One of the best kept secrets of nutrition is that nearly all body systems need nearly all nutrients. When we don’t get enough calcium, for example, it’s not just our bones that suffer, but the rest of our body as well.
The connection between calcium and bone health seems obvious, as calcium is what gives bone much of its strength. The amount of bone we have, particularly as we are growing, depends substantially on how much calcium we consume. But once we have amassed an adult skeleton, calcium still works to make bones strong, though in a surprising way. The body maintains blood calcium levels very tightly by making three adjustments, as needed:
- The amount of calcium we absorb from food
- The amount of calcium we excrete through the kidneys
- The amount of calcium we draw out of our bone reserves.
The third adjustment, the withdrawal of calcium from bone, is accomplished not by leaching calcium out, but by tearing down small volumes of bone and scavenging their calcium. This activity, known as bone remodeling, is just like the remodeling of a building, i.e., we tear out old structures and replace them with new. When calcium intake isn’t sufficient to meet the body’s needs, the rate of remodeling speeds up, so as to release more of the bone’s calcium. With bone, just as with our buildings, a structure being remodeled is fragile until the repair has been completed. Not surprisingly, therefore, a skeleton undergoing a lot of remodeling is much more fragile than a skeleton with less.
Calcium affects the rate of bone remodeling directly and immediately. If my intake of calcium is low today, the body doesn’t wait until tomorrow or next week to do something about it. It increases bone remodeling today, so as to access the calcium it needs today. And similarly, if I have been remodeling a lot of bone every day because my calcium intake is low, then today, when I get calcium intake back up to where it ought to be, remodeling immediately slows down. That’s the reason why, in so many of the studies showing an anti-fracture benefit of calcium, the effect begins immediately.

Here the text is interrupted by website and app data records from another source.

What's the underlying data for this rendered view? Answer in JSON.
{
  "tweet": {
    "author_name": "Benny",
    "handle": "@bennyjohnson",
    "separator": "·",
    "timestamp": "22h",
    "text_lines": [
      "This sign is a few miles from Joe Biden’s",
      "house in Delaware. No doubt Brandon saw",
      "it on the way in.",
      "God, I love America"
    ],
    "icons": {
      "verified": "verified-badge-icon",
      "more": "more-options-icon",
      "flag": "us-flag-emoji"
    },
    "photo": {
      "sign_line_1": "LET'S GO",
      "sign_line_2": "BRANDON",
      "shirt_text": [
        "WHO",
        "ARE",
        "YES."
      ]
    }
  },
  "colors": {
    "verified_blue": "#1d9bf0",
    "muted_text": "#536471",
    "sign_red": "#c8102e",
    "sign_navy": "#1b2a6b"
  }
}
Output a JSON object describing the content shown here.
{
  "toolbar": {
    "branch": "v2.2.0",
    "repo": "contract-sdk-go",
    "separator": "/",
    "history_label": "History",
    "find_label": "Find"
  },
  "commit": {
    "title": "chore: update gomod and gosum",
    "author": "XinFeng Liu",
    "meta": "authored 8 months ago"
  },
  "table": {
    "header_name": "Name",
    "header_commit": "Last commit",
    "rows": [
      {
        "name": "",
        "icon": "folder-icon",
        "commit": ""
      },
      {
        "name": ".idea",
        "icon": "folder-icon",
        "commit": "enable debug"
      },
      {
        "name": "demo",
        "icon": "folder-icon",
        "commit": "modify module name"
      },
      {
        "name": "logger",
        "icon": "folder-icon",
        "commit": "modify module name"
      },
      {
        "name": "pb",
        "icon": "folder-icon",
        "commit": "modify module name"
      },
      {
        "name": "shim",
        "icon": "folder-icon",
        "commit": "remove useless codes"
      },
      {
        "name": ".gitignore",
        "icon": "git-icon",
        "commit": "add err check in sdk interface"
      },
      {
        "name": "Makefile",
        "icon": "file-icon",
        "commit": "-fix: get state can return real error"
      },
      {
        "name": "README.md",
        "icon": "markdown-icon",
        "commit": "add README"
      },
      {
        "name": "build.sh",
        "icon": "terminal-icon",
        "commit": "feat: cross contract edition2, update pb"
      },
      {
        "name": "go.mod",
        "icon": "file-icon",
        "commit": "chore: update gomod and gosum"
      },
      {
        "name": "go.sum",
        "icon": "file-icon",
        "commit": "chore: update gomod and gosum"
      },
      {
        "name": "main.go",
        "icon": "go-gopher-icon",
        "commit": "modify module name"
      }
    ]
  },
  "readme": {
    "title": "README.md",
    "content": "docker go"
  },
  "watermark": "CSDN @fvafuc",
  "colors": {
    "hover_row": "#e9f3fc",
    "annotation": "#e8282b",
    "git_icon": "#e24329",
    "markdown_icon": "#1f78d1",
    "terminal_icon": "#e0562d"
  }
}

One doesn’t have to wait to build up the skeletal mass (which changes at a rate of only a few percent per year).
What about other body systems?
One example may seem surprising. A high calcium intake lowers the risk of kidney stones. It might be natural to think: “Well, since I have had a kidney stone, I should reduce my calcium intake.” Actually, that’s the exact opposite of what you should do. Lowering calcium intake increases your risk of stones. The reason is that the commonest form of kidney stones consists not only of calcium, but of a substance called oxalate. Oxalate is a much more potent risk factor for stones than is calcium itself (even though calcium is a component of the stone). The oxalate in our urine comes both from internal metabolism and from our diet. When calcium combines with oxalate it becomes insoluble, and precipitates out of solution. If that occurs in the kidney, it can lead to stone formation, but if that complex occurs in the gut itself, where ingested yet unabsorbed calcium interacts with food oxalate, then that oxalate never gets into the body at all. So by increasing calcium intake, the oxalate doesn’t have to be excreted through the kidneys, and doesn’t contribute to stone risk.
There is yet another beneficial action of calcium within the intestinal cavity. Unabsorbed dietary calcium binds not only with oxalate, but with unabsorbed fat and bile acids as well. Both are irritants and tend to promote colon cancer. But, by binding them, calcium neutralizes these irritants and thus lowers the risk of adenoma recurrence or cancer development.
Hypertension and Weight Loss
And it doesn’t stop there. Calcium also helps in control of blood pressure, maintenance of body composition, and numerous other activities that sustain optimal health. For that reason, a high calcium intake should be part of the treatment regimen for patients with hypertension. It won’t always restore normal blood pressure by itself, but it definitely enhances the effect of blood pressure medications. So, too, if you’re on a weight loss diet, a high calcium intake helps – both to take pounds off and to keep them off.
There’s even more, but that’s another story.